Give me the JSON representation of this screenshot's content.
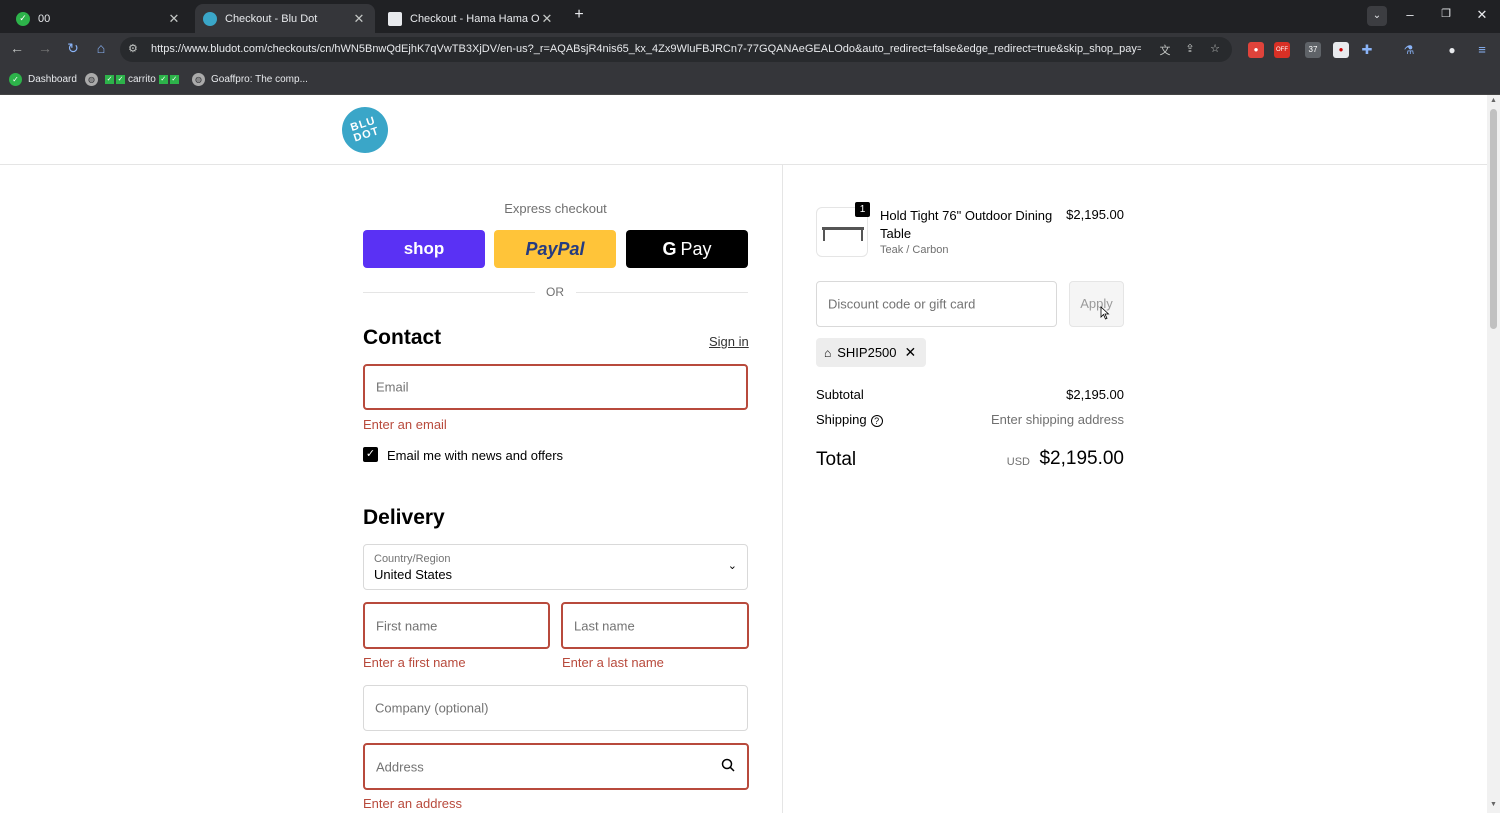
{
  "browser": {
    "tabs": [
      {
        "title": "00",
        "favicon_color": "#2db34a"
      },
      {
        "title": "Checkout - Blu Dot",
        "favicon_color": "#3aa6c8"
      },
      {
        "title": "Checkout - Hama Hama Oyster",
        "favicon_color": "#e8eaed"
      }
    ],
    "url": "https://www.bludot.com/checkouts/cn/hWN5BnwQdEjhK7qVwTB3XjDV/en-us?_r=AQABsjR4nis65_kx_4Zx9WluFBJRCn7-77GQANAeGEALOdo&auto_redirect=false&edge_redirect=true&skip_shop_pay=true",
    "bookmarks": [
      {
        "label": "Dashboard"
      },
      {
        "label": "carrito"
      },
      {
        "label": "Goaffpro: The comp..."
      }
    ]
  },
  "brand": {
    "logo_text_line1": "BLU",
    "logo_text_line2": "DOT",
    "logo_color": "#3aa6c8"
  },
  "express": {
    "label": "Express checkout",
    "shop_label": "shop",
    "paypal_label": "PayPal",
    "gpay_label": "Pay",
    "or_label": "OR"
  },
  "contact": {
    "heading": "Contact",
    "sign_in": "Sign in",
    "email_placeholder": "Email",
    "email_error": "Enter an email",
    "newsletter_label": "Email me with news and offers"
  },
  "delivery": {
    "heading": "Delivery",
    "country_label": "Country/Region",
    "country_value": "United States",
    "first_name_placeholder": "First name",
    "first_name_error": "Enter a first name",
    "last_name_placeholder": "Last name",
    "last_name_error": "Enter a last name",
    "company_placeholder": "Company (optional)",
    "address_placeholder": "Address",
    "address_error": "Enter an address"
  },
  "summary": {
    "item": {
      "quantity": "1",
      "name": "Hold Tight 76\" Outdoor Dining Table",
      "variant": "Teak / Carbon",
      "price": "$2,195.00"
    },
    "discount_placeholder": "Discount code or gift card",
    "apply_label": "Apply",
    "applied_code": "SHIP2500",
    "subtotal_label": "Subtotal",
    "subtotal_value": "$2,195.00",
    "shipping_label": "Shipping",
    "shipping_value": "Enter shipping address",
    "total_label": "Total",
    "total_currency": "USD",
    "total_value": "$2,195.00"
  },
  "colors": {
    "error": "#b84a3c",
    "shop_purple": "#5a31f4",
    "paypal_yellow": "#ffc439"
  }
}
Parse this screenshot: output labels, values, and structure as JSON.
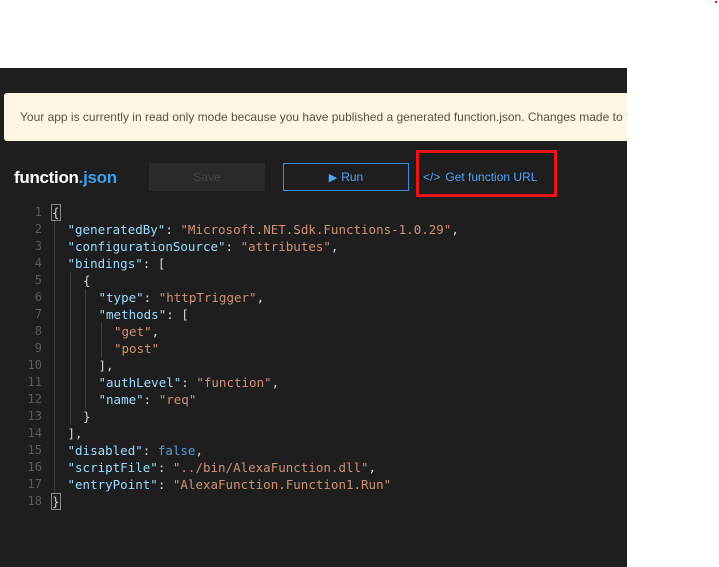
{
  "banner": {
    "text": "Your app is currently in read only mode because you have published a generated function.json. Changes made to function.json will not be honored."
  },
  "toolbar": {
    "title_name": "function",
    "title_ext": ".json",
    "save_label": "Save",
    "run_label": "Run",
    "run_icon": "play-icon",
    "get_url_icon": "code-icon",
    "get_url_icon_glyph": "</>",
    "get_url_label": "Get function URL"
  },
  "editor": {
    "lines": [
      {
        "n": "1",
        "indent": 0,
        "tokens": [
          {
            "t": "{",
            "c": "p"
          }
        ]
      },
      {
        "n": "2",
        "indent": 1,
        "tokens": [
          {
            "t": "\"generatedBy\"",
            "c": "k"
          },
          {
            "t": ": ",
            "c": "p"
          },
          {
            "t": "\"Microsoft.NET.Sdk.Functions-1.0.29\"",
            "c": "s"
          },
          {
            "t": ",",
            "c": "p"
          }
        ]
      },
      {
        "n": "3",
        "indent": 1,
        "tokens": [
          {
            "t": "\"configurationSource\"",
            "c": "k"
          },
          {
            "t": ": ",
            "c": "p"
          },
          {
            "t": "\"attributes\"",
            "c": "s"
          },
          {
            "t": ",",
            "c": "p"
          }
        ]
      },
      {
        "n": "4",
        "indent": 1,
        "tokens": [
          {
            "t": "\"bindings\"",
            "c": "k"
          },
          {
            "t": ": [",
            "c": "p"
          }
        ]
      },
      {
        "n": "5",
        "indent": 2,
        "tokens": [
          {
            "t": "{",
            "c": "p"
          }
        ]
      },
      {
        "n": "6",
        "indent": 3,
        "tokens": [
          {
            "t": "\"type\"",
            "c": "k"
          },
          {
            "t": ": ",
            "c": "p"
          },
          {
            "t": "\"httpTrigger\"",
            "c": "s"
          },
          {
            "t": ",",
            "c": "p"
          }
        ]
      },
      {
        "n": "7",
        "indent": 3,
        "tokens": [
          {
            "t": "\"methods\"",
            "c": "k"
          },
          {
            "t": ": [",
            "c": "p"
          }
        ]
      },
      {
        "n": "8",
        "indent": 4,
        "tokens": [
          {
            "t": "\"get\"",
            "c": "s"
          },
          {
            "t": ",",
            "c": "p"
          }
        ]
      },
      {
        "n": "9",
        "indent": 4,
        "tokens": [
          {
            "t": "\"post\"",
            "c": "s"
          }
        ]
      },
      {
        "n": "10",
        "indent": 3,
        "tokens": [
          {
            "t": "],",
            "c": "p"
          }
        ]
      },
      {
        "n": "11",
        "indent": 3,
        "tokens": [
          {
            "t": "\"authLevel\"",
            "c": "k"
          },
          {
            "t": ": ",
            "c": "p"
          },
          {
            "t": "\"function\"",
            "c": "s"
          },
          {
            "t": ",",
            "c": "p"
          }
        ]
      },
      {
        "n": "12",
        "indent": 3,
        "tokens": [
          {
            "t": "\"name\"",
            "c": "k"
          },
          {
            "t": ": ",
            "c": "p"
          },
          {
            "t": "\"req\"",
            "c": "s"
          }
        ]
      },
      {
        "n": "13",
        "indent": 2,
        "tokens": [
          {
            "t": "}",
            "c": "p"
          }
        ]
      },
      {
        "n": "14",
        "indent": 1,
        "tokens": [
          {
            "t": "],",
            "c": "p"
          }
        ]
      },
      {
        "n": "15",
        "indent": 1,
        "tokens": [
          {
            "t": "\"disabled\"",
            "c": "k"
          },
          {
            "t": ": ",
            "c": "p"
          },
          {
            "t": "false",
            "c": "b"
          },
          {
            "t": ",",
            "c": "p"
          }
        ]
      },
      {
        "n": "16",
        "indent": 1,
        "tokens": [
          {
            "t": "\"scriptFile\"",
            "c": "k"
          },
          {
            "t": ": ",
            "c": "p"
          },
          {
            "t": "\"../bin/AlexaFunction.dll\"",
            "c": "s"
          },
          {
            "t": ",",
            "c": "p"
          }
        ]
      },
      {
        "n": "17",
        "indent": 1,
        "tokens": [
          {
            "t": "\"entryPoint\"",
            "c": "k"
          },
          {
            "t": ": ",
            "c": "p"
          },
          {
            "t": "\"AlexaFunction.Function1.Run\"",
            "c": "s"
          }
        ]
      },
      {
        "n": "18",
        "indent": 0,
        "tokens": [
          {
            "t": "}",
            "c": "p"
          }
        ]
      }
    ]
  },
  "colors": {
    "panel_bg": "#1e1e1e",
    "banner_bg": "#fdf6e3",
    "accent_blue": "#4fa3f7",
    "highlight_red": "#e8141c"
  }
}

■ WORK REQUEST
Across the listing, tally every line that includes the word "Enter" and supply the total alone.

■ TASK SOLUTION
5